What is your vision for the Faith and Order future work on ecclesiology, after the WCC 11th Assembly?
Rev. Dr Durber: This kind of work doesn’t move in straight lines, inexorably making “progress.” It will always be part of the church’s life to keep reflecting on what it means to be the church, and it’s vital that divided churches do this together; so that we learn from each other’s gifts and find ways to overcome those divisions. In the days when BEM was published it was exciting and new and there were real “breakthrough" moments. Now the challenge, in rather different times, is to keep on going, until we are led to new moments of real change, when Christ’s hope for unity becomes our hope too. Part of the vision is to keep going. It may be unpopular, but it is vital.
Another vision is that more people, from those churches and communities not yet eager partners in the conversation, might join in. That will change the conversation, but it will need to change so that this kind of theological work becomes more open to the wealth of theological method and style alive in the church today.

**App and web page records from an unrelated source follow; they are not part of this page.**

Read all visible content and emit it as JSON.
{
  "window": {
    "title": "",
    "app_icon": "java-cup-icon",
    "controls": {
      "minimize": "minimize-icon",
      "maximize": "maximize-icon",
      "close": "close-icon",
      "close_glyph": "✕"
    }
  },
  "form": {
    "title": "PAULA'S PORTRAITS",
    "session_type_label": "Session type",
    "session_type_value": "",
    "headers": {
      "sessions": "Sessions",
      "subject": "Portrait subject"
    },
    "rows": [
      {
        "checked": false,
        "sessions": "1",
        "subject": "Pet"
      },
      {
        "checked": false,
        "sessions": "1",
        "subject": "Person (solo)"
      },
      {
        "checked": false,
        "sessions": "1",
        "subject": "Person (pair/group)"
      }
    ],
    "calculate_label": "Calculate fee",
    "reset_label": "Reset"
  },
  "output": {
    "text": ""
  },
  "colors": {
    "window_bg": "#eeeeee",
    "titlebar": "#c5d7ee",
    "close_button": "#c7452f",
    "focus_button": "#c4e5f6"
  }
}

Bishop Maxim: Until recently, ecumenism had a goal to give the various traditions and confessions a chance to develop mutual knowledge. “The Church: Towards a Common Vision” and responses give younger theologians an idea of where we are in Faith and Order now and where we hope to move in the future, especially in view of the coming jubilee of Nicaea (325-2025). Soon, I expect another kind of ecumenism, which will go beyond the problems of the third world, feminism, individual rights, etc. As Christians, we are responsible for the dead ends of our civilization. A deeper discussion on all aspects of ecclesiology (baptismal, eucharistic, conciliar, etc.) will be able to open new paths in discovering the true nature and task of the church, which is to free us from the constraints of the created world. I hope that the new generation of theologians will get inspired by this document and enter an immediate relationship with God, who called us from non-being into being. My expectation is that the coming generation of theologians will be more creative than we have been.
Other relevant publications on this process are:
Churches Respond To The Church: Towards A Common Vision Volume I. Faith and Order Paper No. 231
Churches Respond To the Church: Towards a Common Vision Volume II. Faith and Order Paper No. 232
Common Threads: Key Themes from Responses to The Church: Towards a Common Vision. Faith and Order Paper No 233